-- Exercise goal --
Find the word "header" in the listing. Copy out each line where it occurs.

Data provided: Begin

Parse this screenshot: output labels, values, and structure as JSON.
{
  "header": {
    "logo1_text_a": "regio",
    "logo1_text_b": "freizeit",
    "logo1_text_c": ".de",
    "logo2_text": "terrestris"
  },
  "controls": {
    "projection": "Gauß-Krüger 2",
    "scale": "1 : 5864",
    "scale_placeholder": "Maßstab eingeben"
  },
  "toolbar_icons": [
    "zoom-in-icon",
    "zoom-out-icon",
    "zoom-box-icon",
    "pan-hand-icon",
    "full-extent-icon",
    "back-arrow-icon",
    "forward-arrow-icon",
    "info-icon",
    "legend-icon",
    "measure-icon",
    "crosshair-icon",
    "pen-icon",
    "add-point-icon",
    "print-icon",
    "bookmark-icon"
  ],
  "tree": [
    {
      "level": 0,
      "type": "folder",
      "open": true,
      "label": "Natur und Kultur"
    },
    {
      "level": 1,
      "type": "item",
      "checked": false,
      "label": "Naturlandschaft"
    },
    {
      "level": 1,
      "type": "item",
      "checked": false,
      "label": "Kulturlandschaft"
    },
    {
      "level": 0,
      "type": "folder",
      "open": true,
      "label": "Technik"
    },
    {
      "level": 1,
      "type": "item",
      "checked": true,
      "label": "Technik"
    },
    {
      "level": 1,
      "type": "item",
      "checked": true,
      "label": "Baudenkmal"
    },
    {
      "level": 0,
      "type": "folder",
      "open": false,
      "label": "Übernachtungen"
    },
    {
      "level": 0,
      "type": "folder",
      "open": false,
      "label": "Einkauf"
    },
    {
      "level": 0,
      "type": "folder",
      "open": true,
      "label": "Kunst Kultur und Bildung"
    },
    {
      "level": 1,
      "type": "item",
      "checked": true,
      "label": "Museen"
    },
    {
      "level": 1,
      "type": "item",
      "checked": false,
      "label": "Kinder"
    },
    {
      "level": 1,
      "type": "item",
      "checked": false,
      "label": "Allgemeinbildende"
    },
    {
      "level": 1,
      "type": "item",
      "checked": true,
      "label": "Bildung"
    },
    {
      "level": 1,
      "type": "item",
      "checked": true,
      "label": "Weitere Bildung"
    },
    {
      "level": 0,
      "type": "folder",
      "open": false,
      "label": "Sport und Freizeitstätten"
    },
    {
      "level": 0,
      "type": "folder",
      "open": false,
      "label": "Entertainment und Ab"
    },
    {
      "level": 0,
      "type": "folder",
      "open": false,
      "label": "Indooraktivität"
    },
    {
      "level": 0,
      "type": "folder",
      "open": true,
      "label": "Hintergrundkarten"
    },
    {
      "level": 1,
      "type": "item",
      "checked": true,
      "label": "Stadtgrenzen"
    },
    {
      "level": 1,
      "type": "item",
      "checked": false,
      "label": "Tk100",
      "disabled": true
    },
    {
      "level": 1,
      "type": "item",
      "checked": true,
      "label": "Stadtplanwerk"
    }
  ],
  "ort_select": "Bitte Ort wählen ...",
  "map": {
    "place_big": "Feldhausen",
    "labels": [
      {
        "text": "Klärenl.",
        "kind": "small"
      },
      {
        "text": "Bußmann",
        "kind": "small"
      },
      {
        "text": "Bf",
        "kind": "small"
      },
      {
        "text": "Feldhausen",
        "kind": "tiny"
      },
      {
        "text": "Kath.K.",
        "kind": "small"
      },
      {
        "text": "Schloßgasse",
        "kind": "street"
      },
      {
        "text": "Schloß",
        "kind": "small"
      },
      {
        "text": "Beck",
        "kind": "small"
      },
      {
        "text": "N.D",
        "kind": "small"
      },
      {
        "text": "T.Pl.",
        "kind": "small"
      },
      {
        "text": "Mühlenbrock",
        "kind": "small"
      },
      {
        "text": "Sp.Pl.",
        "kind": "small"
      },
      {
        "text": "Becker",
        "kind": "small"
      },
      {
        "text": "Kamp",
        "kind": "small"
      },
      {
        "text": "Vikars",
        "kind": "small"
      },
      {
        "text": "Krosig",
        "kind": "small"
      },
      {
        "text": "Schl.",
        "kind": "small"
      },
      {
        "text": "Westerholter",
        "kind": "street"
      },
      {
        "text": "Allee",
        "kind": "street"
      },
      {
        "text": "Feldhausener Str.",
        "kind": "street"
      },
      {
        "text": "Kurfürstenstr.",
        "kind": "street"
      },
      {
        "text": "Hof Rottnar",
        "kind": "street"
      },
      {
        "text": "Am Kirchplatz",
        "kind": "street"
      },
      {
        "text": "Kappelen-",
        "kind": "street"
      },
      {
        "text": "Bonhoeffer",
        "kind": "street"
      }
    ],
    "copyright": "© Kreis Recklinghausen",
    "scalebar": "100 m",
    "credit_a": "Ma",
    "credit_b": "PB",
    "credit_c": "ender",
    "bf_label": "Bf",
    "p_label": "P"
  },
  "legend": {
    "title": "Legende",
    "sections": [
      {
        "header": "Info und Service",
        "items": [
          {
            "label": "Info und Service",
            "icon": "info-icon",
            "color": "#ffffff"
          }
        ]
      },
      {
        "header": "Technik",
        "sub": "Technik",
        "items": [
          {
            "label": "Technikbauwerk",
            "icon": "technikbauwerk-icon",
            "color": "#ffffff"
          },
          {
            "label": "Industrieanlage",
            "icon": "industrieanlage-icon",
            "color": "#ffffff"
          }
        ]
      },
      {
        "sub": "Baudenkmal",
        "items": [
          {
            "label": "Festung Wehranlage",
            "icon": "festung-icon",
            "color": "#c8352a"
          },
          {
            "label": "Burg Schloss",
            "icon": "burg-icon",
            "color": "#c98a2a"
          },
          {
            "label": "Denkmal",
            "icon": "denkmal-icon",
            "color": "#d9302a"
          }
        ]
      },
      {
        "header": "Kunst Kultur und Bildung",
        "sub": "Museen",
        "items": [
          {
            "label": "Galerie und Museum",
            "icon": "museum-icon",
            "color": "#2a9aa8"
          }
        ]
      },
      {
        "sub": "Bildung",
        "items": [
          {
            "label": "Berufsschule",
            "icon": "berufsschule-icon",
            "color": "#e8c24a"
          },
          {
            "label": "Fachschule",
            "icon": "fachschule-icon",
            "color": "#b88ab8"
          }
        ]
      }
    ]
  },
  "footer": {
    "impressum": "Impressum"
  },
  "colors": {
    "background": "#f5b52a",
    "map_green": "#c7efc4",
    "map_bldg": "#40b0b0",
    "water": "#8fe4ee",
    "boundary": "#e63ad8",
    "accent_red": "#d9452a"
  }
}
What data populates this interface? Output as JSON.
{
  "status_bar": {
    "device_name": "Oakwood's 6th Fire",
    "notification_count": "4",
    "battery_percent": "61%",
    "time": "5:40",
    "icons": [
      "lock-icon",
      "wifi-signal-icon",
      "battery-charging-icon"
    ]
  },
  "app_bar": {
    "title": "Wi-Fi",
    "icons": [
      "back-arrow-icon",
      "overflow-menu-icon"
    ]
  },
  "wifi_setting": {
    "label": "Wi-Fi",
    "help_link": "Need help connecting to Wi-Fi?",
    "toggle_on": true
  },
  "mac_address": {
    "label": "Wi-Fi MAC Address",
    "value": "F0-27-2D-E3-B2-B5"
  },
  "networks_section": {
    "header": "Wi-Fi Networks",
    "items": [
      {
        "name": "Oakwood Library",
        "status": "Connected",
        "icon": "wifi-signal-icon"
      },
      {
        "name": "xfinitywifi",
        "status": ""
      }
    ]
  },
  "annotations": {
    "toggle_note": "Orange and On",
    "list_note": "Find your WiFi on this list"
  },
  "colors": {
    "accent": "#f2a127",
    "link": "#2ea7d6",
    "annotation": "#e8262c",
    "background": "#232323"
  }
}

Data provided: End

-- Exercise result --
  "header": {
        "header": "Info und Service",
        "header": "Technik",
        "header": "Kunst Kultur und Bildung",
    "header": "Wi-Fi Networks",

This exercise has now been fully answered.